At first glance, the two Milwaukee cordless hand-held vacuum models look like tool boxes: they're about 18 inches long, 11 inches tall, 8 inches wide, and have folding handles on top. They are basically identical units but in 18- and 28-volt versions.
The 18-volt version has two different battery attachments. One is for Milwaukee's V18 lithium-ion or nicad batteries, and the other for the newer compact LI batteries and also the newest XC batteries, out later this fall. It takes only one battery at a time, though. Latches at the top open to reveal the battery port and nozzle storage, and latches at the middle release the bottom compartment where the debris collects.
It's so handy to use a portable vac without dragging a cord around. I've used this cordless one more in the last few months than my corded one in the last few years. Milwaukee's vacs come only with a hose and two attachments: a narrow crevice tool and a wider, flat nozzle. Batteries and chargers are separate.
The onboard tool storage is very convenient. The attachments fit securely in brackets under the lid. It's nice to have them easily accessible but in a place where they're not constantly knocked off the vacuum. The hose slips into a horseshoe-shaped holder on the end of the vacuum and stays put.
The recessed top handle gives each vac a flat, rectangular shape that is stackable for storage. I can put one in the back of my trailer, loaded on top of or under tool boxes without it tumbling out when I open the door. The two-gallon capacity and 12-pound empty weight is a great size for a hand-held vacuum. Anything smaller would need to be emptied too often, and anything bigger would be unwieldy.
In use, the vacs are very stable. When I'm crawling around on the floor cleaning up and I fully extend the hose, this vac slides to me, and not fall over like my old one always did. The hose locks in well and stretches from about 22 inches to more than 5 feet long, but the unit usually slides when the hose extends to about 4 feet.
The vacuum works well on small particles, like dirt and sawdust, but larger debris, like chunks of plaster, wood chips, splinters, and such, often get stuck in the 1-1/4-inch hose.

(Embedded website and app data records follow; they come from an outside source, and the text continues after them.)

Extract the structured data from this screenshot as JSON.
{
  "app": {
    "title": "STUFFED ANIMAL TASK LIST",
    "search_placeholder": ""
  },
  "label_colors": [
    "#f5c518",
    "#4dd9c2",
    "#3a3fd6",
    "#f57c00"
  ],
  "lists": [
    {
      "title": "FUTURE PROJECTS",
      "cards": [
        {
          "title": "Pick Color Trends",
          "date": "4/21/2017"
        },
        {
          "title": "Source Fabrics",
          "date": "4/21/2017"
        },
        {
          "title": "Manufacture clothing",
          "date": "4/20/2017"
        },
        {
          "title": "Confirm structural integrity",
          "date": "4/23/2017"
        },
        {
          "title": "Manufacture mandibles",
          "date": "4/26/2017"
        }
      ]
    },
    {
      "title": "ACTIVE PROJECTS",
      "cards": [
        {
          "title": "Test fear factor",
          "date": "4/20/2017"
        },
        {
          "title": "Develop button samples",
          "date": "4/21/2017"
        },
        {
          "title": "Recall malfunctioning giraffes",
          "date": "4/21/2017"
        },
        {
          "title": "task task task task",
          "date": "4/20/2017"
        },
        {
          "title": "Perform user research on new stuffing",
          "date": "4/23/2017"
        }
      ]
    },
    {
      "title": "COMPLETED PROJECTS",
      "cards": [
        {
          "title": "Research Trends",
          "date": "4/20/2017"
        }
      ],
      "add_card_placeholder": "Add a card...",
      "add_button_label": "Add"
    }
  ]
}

When it's time to empty the vac, the bottom dust compartment unlatches easily, and the filter comes loose with a slight twist. The filter has a hard plastic frame that lets you tap it solidly to dislodge dust. The filter is made of synthetic, HEPA-rated material, though the entire vac unit is not HEPA-rated. This synthetic material lets you switch to wet pickup without removing the filter because the waterproof material will not deform, like common paper filters. A float ball within the filter's cage blocks the airflow and audibly raises the motor's pitch when it is full of liquid, so you know when to empty it.
And besides both dry and wet pickup, these vacs also work as blowers by attaching the hose to the exhaust port.

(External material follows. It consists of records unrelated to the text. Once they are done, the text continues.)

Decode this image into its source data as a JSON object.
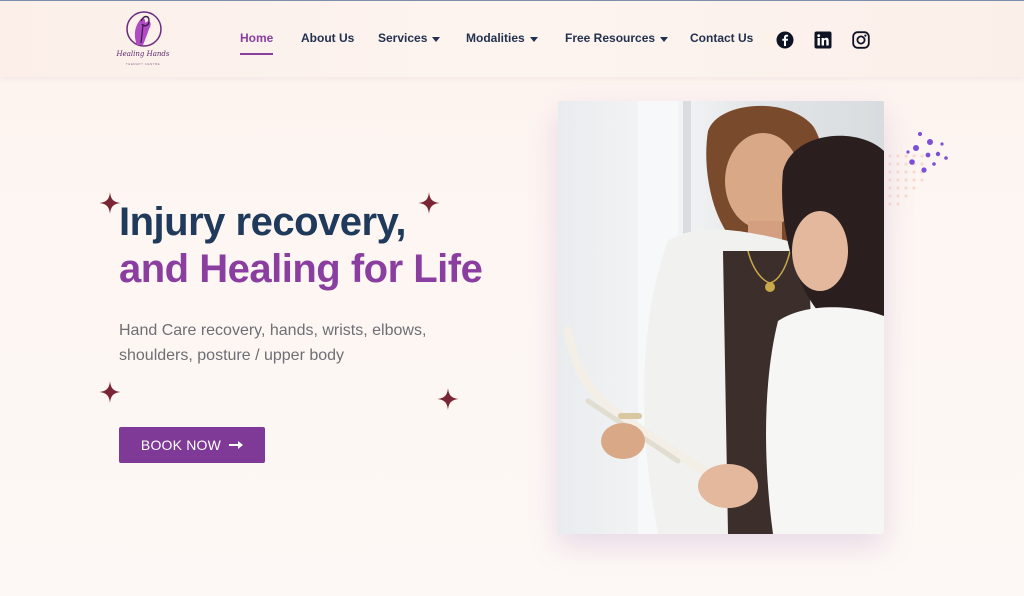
{
  "brand": {
    "logo_text": "Healing Hands",
    "logo_subtext": "THERAPY CENTRE"
  },
  "nav": {
    "items": [
      {
        "label": "Home",
        "active": true,
        "has_dropdown": false
      },
      {
        "label": "About Us",
        "active": false,
        "has_dropdown": false
      },
      {
        "label": "Services",
        "active": false,
        "has_dropdown": true
      },
      {
        "label": "Modalities",
        "active": false,
        "has_dropdown": true
      },
      {
        "label": "Free Resources",
        "active": false,
        "has_dropdown": true
      },
      {
        "label": "Contact Us",
        "active": false,
        "has_dropdown": false
      }
    ],
    "social": [
      {
        "icon": "facebook-icon"
      },
      {
        "icon": "linkedin-icon"
      },
      {
        "icon": "instagram-icon"
      }
    ]
  },
  "hero": {
    "title_line1": "Injury recovery,",
    "title_line2": "and Healing for Life",
    "subtitle": "Hand Care recovery, hands, wrists, elbows, shoulders, posture / upper body",
    "cta_label": "BOOK NOW",
    "cta_icon": "arrow-right-icon"
  },
  "colors": {
    "accent": "#8a3ea0",
    "button": "#7f3a97",
    "heading": "#1f3a5a",
    "sparkle": "#7a2535"
  }
}
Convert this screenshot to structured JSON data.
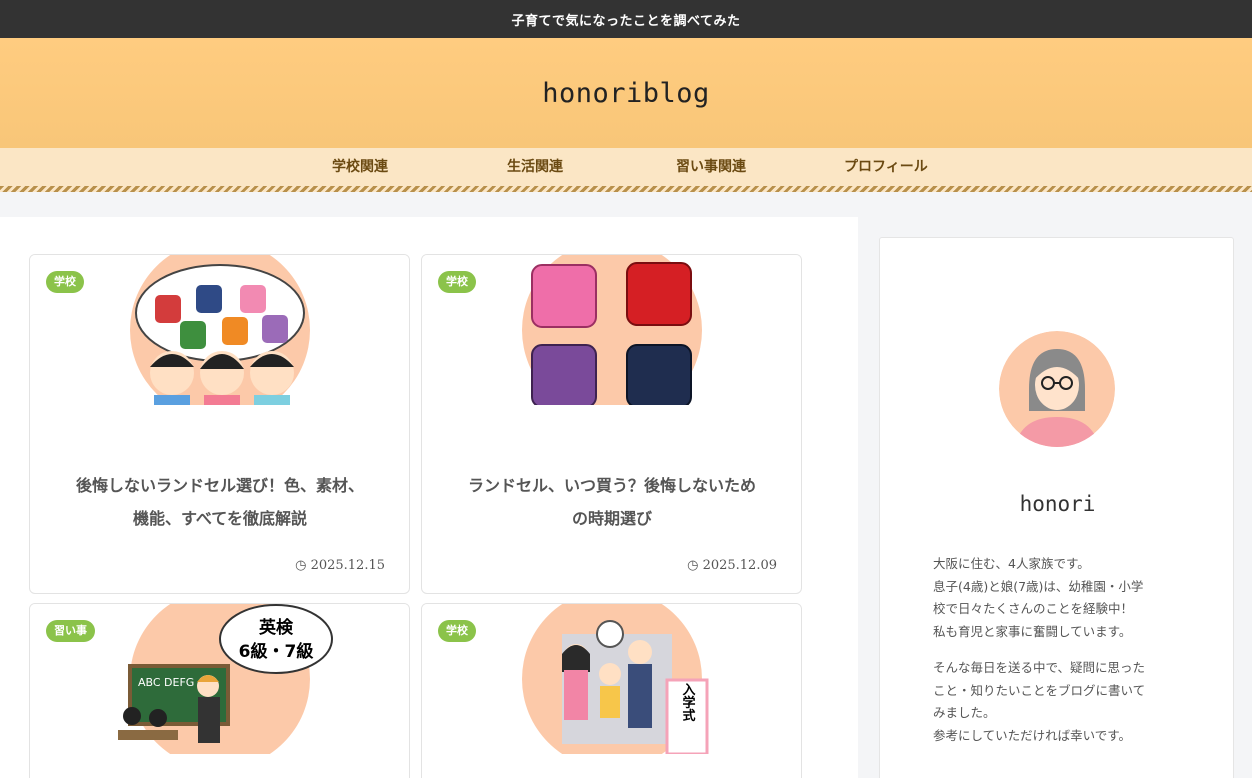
{
  "topbar": {
    "text": "子育てで気になったことを調べてみた"
  },
  "header": {
    "site_title": "honoriblog"
  },
  "nav": {
    "items": [
      "学校関連",
      "生活関連",
      "習い事関連",
      "プロフィール"
    ]
  },
  "cards": [
    {
      "badge": "学校",
      "title_line1": "後悔しないランドセル選び！色、素材、",
      "title_line2": "機能、すべてを徹底解説",
      "date": "2025.12.15",
      "thumb_icon": "school-bags-children-illustration"
    },
    {
      "badge": "学校",
      "title_line1": "ランドセル、いつ買う？後悔しないため",
      "title_line2": "の時期選び",
      "date": "2025.12.09",
      "thumb_icon": "randoseru-bags-illustration"
    },
    {
      "badge": "習い事",
      "thumb_text_line1": "英検",
      "thumb_text_line2": "6級・7級",
      "thumb_board": "ABC DEFG",
      "thumb_icon": "english-class-illustration"
    },
    {
      "badge": "学校",
      "thumb_text": "入学式",
      "thumb_icon": "entrance-ceremony-illustration"
    }
  ],
  "sidebar": {
    "name": "honori",
    "bio1": [
      "大阪に住む、4人家族です。",
      "息子(4歳)と娘(7歳)は、幼稚園・小学",
      "校で日々たくさんのことを経験中！",
      "私も育児と家事に奮闘しています。"
    ],
    "bio2": [
      "そんな毎日を送る中で、疑問に思った",
      "こと・知りたいことをブログに書いて",
      "みました。",
      "参考にしていただければ幸いです。"
    ]
  },
  "colors": {
    "topbar": "#333333",
    "header": "#ffcc80",
    "nav": "#fbe6c5",
    "nav_text": "#6b4a12",
    "badge": "#8bc34a",
    "thumb_circle": "#fcc9a9"
  }
}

In simple, no-load time trials, I found that the 28-volt unit ran for a maximum of 18 minutes per battery charge, and the 18-volt unit went about 10 minutes.
The last few minutes of each were at noticeably reduced motor rpm. This seems pretty short, but continuous, high-demand operation is taxing on a DC motor and battery system. In standard on/off use for shorter time periods, the runtimes were slightly less, although the motor would cut out instead of struggling to run at the end of the cycle.

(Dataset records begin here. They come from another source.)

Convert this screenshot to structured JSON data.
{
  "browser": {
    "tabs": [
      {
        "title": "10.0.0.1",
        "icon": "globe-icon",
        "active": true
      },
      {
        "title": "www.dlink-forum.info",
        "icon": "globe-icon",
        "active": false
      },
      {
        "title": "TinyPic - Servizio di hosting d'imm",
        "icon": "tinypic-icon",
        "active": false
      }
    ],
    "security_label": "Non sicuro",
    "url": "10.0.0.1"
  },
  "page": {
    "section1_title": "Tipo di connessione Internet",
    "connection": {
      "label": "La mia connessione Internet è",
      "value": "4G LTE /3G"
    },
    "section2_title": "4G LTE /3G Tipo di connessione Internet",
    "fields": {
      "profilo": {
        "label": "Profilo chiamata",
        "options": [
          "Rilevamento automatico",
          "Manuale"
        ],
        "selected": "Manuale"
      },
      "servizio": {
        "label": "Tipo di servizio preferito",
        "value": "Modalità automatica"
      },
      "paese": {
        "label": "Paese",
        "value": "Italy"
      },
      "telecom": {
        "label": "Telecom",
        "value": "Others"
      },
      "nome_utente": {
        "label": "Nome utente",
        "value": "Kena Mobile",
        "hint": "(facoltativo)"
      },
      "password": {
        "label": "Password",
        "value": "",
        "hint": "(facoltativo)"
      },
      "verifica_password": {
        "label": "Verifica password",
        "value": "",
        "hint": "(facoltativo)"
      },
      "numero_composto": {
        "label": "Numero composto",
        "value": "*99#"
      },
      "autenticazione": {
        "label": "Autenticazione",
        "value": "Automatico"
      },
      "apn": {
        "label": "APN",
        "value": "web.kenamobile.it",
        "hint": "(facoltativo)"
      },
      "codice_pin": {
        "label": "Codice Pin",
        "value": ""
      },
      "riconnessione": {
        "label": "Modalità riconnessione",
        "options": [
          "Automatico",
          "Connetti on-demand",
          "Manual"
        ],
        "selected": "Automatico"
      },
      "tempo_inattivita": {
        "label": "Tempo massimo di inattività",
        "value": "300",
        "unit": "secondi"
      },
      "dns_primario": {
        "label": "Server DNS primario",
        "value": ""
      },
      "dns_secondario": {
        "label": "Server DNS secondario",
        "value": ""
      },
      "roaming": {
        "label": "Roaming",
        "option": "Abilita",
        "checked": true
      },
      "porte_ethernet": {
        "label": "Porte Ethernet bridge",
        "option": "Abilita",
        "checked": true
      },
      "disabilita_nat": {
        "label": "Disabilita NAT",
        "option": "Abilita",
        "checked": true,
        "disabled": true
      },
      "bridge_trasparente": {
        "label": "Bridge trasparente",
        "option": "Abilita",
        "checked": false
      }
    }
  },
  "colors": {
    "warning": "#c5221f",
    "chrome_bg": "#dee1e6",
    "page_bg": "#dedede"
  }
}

I like the fuel gauges on all the LI batteries, and the built-in receptacle on the back of the charger plug is handy when you're working in houses with only one or two functioning outlets, as often happens in remodeling work.
My complaints are few. I wish the vacs came with a few more attachments. The hose end is a bit small for me to hold comfortably; I'd like to see a 1-foot-long rigid extension handle for a better grip. And a brush attachment would be handy to have for construction cleanup, too. Common 11/4-inch vac attachments will fit these vacs, so these additions can be made by the user, but it would be nice to have them come standard.
I also think the vacs would be handier with a shoulder strap to free your other hand while using it standing up. That way you could lift things to clean under or pick up things you don't want to suck up, such as larger chunks that will cause a time-wasting clog.
It also would help to have a way to attach the charger and 0780-20 spare battery to the unit for storage and transport to the job. Most cordless tools have a case to keep everything together, but with the Milwaukee vacs, I often have to make a second trip out to the trailer to grab a loose charger and battery.
Overall, the Milwaukee vacuums are very useful tools. Cordless convenience, adequate power, handy size, and an easy stowing design make them a jobsite necessity.
Milwaukee Electric Tool
0780-20, 28-volt vac 0880-20, 18-volt vac
Price: $99 each
Matthew Steadman is a general contractor in southern Los Angeles, who specializes in residential remodeling.